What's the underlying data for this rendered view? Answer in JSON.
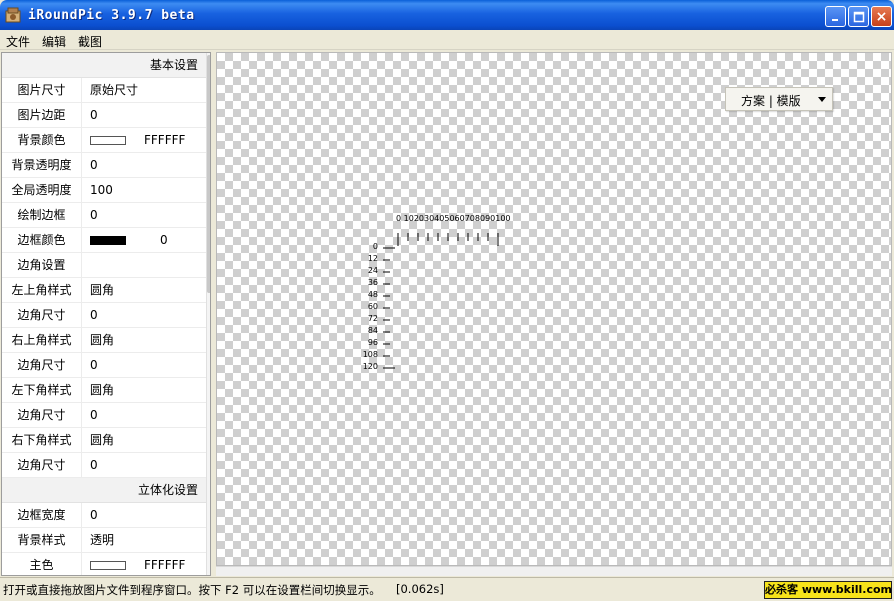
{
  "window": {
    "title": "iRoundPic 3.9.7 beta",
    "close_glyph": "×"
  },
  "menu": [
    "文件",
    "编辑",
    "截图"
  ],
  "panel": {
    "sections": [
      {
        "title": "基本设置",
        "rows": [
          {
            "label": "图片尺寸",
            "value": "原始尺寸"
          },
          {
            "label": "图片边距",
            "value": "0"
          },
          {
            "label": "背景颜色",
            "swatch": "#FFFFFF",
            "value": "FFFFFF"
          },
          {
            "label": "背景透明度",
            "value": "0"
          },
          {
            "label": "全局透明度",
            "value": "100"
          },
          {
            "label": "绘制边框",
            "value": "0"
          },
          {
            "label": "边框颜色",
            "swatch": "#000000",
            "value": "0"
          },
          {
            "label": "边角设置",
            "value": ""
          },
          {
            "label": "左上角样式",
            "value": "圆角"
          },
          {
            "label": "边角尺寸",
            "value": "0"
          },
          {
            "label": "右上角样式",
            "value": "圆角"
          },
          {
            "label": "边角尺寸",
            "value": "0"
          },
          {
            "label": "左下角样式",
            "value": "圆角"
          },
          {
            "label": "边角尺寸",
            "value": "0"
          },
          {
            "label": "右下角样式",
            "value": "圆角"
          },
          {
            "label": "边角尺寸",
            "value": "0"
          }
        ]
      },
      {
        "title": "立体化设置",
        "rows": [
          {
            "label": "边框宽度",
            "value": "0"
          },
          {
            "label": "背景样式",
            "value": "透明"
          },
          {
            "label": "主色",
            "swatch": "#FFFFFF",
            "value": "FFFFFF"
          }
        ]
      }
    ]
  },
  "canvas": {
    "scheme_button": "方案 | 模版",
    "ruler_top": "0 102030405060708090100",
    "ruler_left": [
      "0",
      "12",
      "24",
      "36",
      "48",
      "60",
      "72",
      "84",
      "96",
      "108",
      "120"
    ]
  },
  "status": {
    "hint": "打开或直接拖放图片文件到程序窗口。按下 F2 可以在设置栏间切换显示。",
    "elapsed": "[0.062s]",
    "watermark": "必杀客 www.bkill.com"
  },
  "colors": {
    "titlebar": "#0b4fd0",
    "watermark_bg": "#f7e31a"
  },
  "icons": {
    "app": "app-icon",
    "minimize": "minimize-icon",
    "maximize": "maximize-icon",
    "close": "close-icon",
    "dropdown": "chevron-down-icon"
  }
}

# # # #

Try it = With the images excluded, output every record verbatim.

Worked solution =
What's the underlying data for this rendered view? Answer in JSON.
{
  "window": {
    "title": "iRoundPic 3.9.7 beta",
    "close_glyph": "×"
  },
  "menu": [
    "文件",
    "编辑",
    "截图"
  ],
  "panel": {
    "sections": [
      {
        "title": "基本设置",
        "rows": [
          {
            "label": "图片尺寸",
            "value": "原始尺寸"
          },
          {
            "label": "图片边距",
            "value": "0"
          },
          {
            "label": "背景颜色",
            "swatch": "#FFFFFF",
            "value": "FFFFFF"
          },
          {
            "label": "背景透明度",
            "value": "0"
          },
          {
            "label": "全局透明度",
            "value": "100"
          },
          {
            "label": "绘制边框",
            "value": "0"
          },
          {
            "label": "边框颜色",
            "swatch": "#000000",
            "value": "0"
          },
          {
            "label": "边角设置",
            "value": ""
          },
          {
            "label": "左上角样式",
            "value": "圆角"
          },
          {
            "label": "边角尺寸",
            "value": "0"
          },
          {
            "label": "右上角样式",
            "value": "圆角"
          },
          {
            "label": "边角尺寸",
            "value": "0"
          },
          {
            "label": "左下角样式",
            "value": "圆角"
          },
          {
            "label": "边角尺寸",
            "value": "0"
          },
          {
            "label": "右下角样式",
            "value": "圆角"
          },
          {
            "label": "边角尺寸",
            "value": "0"
          }
        ]
      },
      {
        "title": "立体化设置",
        "rows": [
          {
            "label": "边框宽度",
            "value": "0"
          },
          {
            "label": "背景样式",
            "value": "透明"
          },
          {
            "label": "主色",
            "swatch": "#FFFFFF",
            "value": "FFFFFF"
          }
        ]
      }
    ]
  },
  "canvas": {
    "scheme_button": "方案 | 模版",
    "ruler_top": "0 102030405060708090100",
    "ruler_left": [
      "0",
      "12",
      "24",
      "36",
      "48",
      "60",
      "72",
      "84",
      "96",
      "108",
      "120"
    ]
  },
  "status": {
    "hint": "打开或直接拖放图片文件到程序窗口。按下 F2 可以在设置栏间切换显示。",
    "elapsed": "[0.062s]",
    "watermark": "必杀客 www.bkill.com"
  },
  "colors": {
    "titlebar": "#0b4fd0",
    "watermark_bg": "#f7e31a"
  },
  "icons": {
    "app": "app-icon",
    "minimize": "minimize-icon",
    "maximize": "maximize-icon",
    "close": "close-icon",
    "dropdown": "chevron-down-icon"
  }
}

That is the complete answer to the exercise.